Data about app and page elements:
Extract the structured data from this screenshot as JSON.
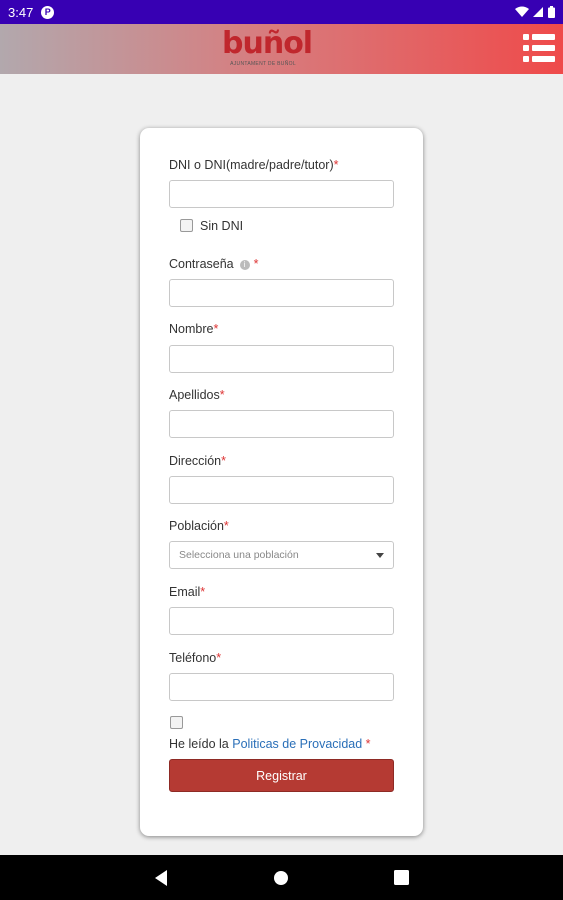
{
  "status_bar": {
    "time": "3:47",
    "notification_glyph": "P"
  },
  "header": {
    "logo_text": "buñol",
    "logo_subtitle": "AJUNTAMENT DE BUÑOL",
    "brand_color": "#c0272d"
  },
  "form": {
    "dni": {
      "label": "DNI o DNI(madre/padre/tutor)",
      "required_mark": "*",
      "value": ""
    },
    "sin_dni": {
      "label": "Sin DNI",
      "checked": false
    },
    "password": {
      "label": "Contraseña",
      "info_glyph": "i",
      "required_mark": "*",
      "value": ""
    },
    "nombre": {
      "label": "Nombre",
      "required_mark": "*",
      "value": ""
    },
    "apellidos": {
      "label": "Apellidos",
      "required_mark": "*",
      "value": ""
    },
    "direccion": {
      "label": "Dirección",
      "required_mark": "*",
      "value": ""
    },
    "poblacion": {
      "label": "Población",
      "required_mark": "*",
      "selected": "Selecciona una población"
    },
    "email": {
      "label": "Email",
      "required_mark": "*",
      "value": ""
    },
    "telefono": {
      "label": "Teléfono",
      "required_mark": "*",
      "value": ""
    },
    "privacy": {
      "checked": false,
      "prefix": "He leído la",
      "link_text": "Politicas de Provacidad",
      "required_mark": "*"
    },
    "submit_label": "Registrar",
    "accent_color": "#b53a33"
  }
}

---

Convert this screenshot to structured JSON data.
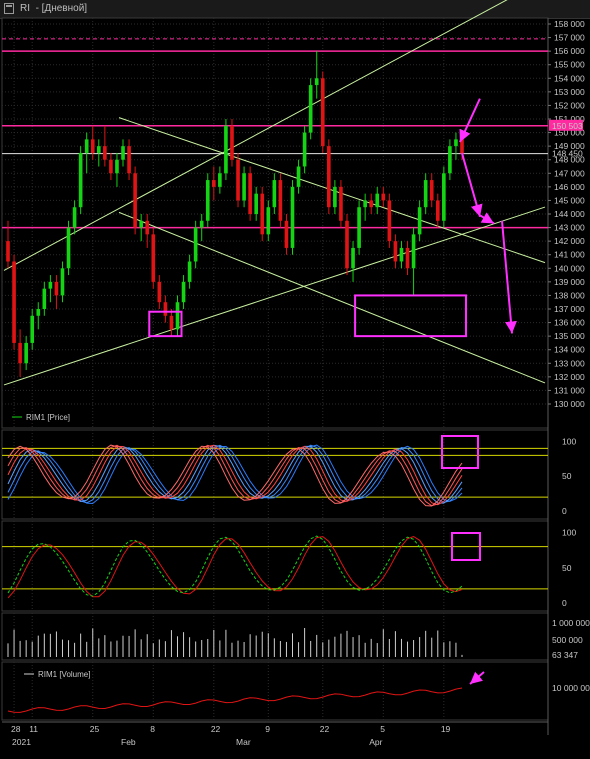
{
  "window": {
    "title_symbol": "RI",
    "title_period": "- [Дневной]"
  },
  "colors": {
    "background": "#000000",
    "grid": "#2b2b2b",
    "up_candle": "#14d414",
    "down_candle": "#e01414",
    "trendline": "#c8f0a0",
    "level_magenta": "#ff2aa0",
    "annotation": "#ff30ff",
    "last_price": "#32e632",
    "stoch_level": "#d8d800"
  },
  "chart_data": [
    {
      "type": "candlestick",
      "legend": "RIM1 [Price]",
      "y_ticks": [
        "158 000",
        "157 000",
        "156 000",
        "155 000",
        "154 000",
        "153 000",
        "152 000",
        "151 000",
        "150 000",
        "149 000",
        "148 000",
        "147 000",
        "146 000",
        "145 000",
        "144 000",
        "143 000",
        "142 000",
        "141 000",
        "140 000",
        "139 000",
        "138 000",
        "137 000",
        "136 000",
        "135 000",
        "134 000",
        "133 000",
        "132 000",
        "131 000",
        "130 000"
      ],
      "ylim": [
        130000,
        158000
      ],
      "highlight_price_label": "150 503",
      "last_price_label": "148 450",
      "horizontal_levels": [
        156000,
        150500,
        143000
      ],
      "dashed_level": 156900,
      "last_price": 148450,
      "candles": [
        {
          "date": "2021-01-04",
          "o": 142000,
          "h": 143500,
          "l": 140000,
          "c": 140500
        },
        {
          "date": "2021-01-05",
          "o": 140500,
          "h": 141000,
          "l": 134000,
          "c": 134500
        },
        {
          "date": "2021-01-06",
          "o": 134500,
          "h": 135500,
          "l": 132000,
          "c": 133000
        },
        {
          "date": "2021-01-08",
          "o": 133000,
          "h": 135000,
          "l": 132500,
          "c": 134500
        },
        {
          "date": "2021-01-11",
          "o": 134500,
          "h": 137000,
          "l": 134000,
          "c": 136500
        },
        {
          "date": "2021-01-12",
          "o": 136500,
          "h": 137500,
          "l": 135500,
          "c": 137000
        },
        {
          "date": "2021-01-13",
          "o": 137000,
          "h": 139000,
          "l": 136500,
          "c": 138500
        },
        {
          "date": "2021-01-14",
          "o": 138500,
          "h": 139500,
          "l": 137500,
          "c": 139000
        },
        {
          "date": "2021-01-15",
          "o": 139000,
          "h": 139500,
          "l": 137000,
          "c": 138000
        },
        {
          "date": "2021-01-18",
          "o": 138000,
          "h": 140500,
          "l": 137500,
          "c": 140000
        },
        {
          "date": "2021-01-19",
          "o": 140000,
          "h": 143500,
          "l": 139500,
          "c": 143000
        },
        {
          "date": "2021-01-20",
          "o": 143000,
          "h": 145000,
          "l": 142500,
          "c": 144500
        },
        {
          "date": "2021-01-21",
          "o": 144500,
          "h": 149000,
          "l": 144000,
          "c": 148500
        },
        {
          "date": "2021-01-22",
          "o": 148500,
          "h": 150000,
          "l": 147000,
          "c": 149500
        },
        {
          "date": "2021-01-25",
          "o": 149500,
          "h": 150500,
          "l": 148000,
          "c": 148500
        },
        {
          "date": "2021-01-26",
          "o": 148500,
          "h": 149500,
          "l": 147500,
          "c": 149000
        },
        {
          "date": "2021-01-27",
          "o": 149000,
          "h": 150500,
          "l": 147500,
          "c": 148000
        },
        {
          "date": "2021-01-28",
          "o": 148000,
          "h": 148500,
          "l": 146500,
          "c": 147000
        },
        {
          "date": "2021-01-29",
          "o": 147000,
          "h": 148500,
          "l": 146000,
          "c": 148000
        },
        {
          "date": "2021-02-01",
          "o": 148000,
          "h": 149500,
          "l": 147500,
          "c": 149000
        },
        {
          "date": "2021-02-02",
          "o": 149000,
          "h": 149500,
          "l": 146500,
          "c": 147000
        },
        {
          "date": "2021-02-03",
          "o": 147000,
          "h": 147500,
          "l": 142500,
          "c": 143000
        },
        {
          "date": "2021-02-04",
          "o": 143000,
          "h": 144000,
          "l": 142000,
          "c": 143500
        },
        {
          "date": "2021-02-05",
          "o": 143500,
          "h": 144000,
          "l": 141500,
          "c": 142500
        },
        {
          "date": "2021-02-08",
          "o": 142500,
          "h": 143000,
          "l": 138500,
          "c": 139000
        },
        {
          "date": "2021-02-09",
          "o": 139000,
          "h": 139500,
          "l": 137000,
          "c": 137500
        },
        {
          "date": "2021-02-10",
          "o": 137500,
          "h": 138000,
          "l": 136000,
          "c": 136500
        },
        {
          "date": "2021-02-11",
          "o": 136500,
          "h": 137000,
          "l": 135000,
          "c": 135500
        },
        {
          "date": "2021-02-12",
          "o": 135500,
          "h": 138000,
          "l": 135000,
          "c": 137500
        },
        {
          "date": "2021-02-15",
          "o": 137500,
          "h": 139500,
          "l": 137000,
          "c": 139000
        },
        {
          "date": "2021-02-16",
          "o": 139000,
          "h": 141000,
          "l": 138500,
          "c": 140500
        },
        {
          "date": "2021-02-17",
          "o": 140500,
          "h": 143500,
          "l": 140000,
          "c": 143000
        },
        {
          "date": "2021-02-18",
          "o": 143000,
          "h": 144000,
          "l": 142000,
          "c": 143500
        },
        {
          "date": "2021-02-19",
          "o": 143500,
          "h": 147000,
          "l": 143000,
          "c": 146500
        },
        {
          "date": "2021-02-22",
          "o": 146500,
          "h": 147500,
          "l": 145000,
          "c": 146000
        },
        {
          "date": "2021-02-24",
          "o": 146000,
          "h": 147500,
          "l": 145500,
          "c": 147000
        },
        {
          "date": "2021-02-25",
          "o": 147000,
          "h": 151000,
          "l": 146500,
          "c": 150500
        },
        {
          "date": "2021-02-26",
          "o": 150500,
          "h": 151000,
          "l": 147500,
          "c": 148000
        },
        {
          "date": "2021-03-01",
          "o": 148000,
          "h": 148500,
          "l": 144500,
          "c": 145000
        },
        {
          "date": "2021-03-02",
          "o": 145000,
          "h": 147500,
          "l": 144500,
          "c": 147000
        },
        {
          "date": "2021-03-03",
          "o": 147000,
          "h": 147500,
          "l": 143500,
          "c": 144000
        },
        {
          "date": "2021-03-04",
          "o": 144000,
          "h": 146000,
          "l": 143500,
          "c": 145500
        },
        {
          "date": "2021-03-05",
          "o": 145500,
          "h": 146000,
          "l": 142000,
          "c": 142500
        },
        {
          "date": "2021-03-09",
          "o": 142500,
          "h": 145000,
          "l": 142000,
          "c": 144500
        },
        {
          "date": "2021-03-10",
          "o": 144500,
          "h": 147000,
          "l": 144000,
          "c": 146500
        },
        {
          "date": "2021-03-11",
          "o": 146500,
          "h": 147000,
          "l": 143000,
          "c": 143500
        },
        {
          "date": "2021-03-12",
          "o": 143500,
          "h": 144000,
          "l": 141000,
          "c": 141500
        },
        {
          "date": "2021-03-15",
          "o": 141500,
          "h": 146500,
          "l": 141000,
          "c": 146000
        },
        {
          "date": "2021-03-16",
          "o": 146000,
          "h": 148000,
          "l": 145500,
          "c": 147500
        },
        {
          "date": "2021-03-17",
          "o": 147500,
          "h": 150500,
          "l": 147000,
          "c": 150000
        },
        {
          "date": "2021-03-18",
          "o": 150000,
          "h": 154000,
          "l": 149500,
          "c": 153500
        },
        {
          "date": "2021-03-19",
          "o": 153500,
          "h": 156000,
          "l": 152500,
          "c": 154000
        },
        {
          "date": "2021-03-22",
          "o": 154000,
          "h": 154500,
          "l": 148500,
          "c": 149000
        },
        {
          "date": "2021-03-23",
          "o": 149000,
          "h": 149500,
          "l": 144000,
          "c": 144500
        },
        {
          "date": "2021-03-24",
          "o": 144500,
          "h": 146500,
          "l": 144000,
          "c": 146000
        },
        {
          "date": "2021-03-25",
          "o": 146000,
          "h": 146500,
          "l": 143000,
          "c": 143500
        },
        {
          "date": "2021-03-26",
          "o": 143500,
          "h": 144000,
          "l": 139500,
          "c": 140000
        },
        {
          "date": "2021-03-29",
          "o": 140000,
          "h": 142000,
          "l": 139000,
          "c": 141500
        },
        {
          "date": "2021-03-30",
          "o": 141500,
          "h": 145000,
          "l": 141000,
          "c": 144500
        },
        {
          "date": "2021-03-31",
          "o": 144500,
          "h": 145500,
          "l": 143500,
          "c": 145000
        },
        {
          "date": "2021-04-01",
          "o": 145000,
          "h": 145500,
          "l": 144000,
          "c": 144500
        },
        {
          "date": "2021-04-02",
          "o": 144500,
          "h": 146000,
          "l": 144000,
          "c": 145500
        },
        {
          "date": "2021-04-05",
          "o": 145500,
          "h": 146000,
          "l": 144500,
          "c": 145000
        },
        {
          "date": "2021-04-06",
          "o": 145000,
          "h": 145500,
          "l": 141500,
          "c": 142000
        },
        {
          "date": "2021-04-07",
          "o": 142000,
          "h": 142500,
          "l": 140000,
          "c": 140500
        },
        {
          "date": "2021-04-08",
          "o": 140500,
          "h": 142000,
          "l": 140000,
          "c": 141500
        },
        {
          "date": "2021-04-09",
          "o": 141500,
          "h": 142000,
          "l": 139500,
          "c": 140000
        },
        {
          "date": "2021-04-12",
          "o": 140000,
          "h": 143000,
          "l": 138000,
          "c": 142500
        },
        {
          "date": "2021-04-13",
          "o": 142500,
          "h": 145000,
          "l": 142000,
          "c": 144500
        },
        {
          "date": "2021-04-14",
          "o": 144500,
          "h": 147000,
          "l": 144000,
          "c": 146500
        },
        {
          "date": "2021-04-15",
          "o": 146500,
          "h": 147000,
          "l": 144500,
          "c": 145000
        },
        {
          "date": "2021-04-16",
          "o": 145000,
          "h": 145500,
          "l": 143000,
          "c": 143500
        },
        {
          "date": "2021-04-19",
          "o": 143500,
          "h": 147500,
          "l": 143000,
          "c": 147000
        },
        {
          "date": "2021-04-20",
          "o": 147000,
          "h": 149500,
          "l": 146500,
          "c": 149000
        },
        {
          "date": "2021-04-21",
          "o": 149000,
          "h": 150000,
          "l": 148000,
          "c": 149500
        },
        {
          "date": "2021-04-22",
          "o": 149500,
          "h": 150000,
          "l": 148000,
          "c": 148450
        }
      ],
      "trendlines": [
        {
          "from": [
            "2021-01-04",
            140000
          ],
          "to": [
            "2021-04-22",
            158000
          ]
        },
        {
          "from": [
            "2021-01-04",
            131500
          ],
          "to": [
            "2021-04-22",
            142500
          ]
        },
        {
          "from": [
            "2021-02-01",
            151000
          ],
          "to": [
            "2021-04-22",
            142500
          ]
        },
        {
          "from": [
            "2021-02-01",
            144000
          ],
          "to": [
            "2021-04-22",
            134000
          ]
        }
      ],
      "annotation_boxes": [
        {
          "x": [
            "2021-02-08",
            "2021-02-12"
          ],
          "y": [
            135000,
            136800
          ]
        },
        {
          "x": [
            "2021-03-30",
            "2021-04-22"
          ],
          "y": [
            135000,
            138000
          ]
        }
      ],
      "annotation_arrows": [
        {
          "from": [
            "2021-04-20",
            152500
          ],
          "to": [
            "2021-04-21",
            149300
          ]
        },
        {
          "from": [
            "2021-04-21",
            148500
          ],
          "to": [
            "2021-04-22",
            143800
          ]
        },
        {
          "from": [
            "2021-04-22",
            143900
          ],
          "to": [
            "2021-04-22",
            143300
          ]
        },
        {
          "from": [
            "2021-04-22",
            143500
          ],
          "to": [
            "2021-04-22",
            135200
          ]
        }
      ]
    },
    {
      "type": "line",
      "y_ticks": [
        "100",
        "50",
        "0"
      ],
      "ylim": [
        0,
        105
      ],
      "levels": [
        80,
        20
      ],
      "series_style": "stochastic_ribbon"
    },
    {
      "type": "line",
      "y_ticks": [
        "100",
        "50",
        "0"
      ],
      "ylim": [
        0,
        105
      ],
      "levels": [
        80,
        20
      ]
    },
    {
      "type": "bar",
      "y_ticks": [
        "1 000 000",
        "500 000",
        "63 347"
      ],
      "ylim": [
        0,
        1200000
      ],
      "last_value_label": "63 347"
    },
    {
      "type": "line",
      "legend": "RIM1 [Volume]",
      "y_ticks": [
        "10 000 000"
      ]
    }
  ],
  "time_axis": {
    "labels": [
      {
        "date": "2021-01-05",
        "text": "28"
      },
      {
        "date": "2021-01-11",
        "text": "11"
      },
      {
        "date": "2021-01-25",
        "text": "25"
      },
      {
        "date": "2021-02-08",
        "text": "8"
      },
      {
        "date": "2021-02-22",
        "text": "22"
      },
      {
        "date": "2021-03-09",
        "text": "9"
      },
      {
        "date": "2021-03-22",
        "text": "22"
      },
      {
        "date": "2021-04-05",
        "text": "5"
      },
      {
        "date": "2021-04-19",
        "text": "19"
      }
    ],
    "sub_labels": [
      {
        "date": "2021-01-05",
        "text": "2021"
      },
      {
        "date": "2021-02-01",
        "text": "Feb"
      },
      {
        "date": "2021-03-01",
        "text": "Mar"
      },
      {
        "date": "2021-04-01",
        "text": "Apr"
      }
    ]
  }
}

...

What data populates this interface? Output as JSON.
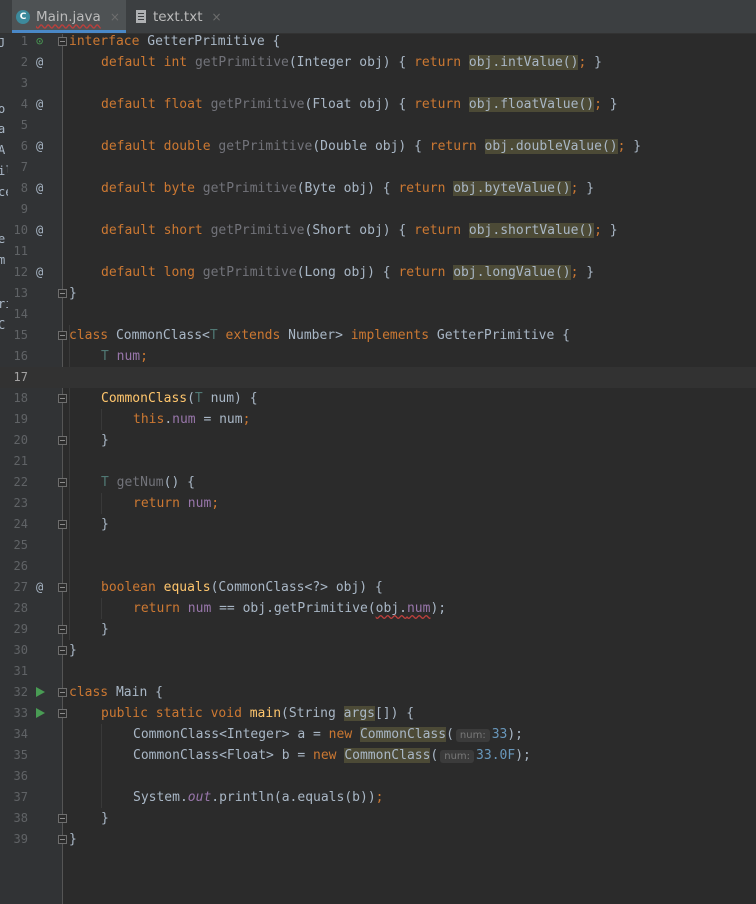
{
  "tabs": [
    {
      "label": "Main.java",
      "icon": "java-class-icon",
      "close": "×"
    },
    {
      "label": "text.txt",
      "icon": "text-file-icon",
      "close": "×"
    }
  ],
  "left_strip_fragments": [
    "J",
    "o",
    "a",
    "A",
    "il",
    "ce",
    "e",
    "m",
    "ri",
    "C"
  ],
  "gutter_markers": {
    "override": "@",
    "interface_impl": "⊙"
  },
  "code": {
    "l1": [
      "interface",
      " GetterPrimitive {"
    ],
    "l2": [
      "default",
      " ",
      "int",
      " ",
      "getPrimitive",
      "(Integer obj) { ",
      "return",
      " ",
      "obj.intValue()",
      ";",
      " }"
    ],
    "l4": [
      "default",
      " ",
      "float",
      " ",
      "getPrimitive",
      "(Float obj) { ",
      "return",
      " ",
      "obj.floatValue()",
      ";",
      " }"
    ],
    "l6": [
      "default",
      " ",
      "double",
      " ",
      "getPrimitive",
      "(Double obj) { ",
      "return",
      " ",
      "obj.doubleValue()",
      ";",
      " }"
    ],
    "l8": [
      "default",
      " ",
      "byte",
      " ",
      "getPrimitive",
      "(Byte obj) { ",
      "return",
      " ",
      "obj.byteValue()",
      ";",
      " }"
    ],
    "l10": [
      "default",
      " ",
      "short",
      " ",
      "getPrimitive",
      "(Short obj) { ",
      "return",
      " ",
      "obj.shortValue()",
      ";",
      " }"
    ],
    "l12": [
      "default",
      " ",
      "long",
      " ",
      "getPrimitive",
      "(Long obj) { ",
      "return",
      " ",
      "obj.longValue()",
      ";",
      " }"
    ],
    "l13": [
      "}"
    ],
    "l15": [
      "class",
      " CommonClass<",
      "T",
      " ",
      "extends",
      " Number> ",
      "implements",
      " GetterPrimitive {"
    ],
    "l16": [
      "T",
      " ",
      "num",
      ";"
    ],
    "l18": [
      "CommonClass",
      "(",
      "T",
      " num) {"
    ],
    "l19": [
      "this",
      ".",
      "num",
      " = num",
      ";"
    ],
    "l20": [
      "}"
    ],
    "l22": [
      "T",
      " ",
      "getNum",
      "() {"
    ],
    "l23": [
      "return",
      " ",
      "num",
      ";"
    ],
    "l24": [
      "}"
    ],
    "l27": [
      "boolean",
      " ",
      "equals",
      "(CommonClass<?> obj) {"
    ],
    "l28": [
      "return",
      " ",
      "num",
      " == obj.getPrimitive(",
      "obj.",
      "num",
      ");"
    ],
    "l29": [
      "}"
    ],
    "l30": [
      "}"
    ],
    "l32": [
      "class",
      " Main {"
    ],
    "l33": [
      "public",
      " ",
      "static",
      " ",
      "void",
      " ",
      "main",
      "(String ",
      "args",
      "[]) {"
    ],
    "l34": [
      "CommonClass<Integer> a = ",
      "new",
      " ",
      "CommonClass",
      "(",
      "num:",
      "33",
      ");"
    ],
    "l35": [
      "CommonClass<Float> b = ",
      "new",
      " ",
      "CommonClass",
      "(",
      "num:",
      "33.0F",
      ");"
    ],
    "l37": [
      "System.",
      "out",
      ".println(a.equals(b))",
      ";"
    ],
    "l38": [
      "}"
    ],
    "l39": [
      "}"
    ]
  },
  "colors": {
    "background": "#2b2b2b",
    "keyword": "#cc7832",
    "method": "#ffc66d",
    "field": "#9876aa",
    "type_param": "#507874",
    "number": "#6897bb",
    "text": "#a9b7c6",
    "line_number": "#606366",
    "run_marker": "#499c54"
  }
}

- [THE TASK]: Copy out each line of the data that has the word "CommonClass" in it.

- [COMPLETED TASK]:
      " CommonClass<",
      "CommonClass",
      "(CommonClass<?> obj) {"
      "CommonClass<Integer> a = ",
      "CommonClass",
      "CommonClass<Float> b = ",
      "CommonClass",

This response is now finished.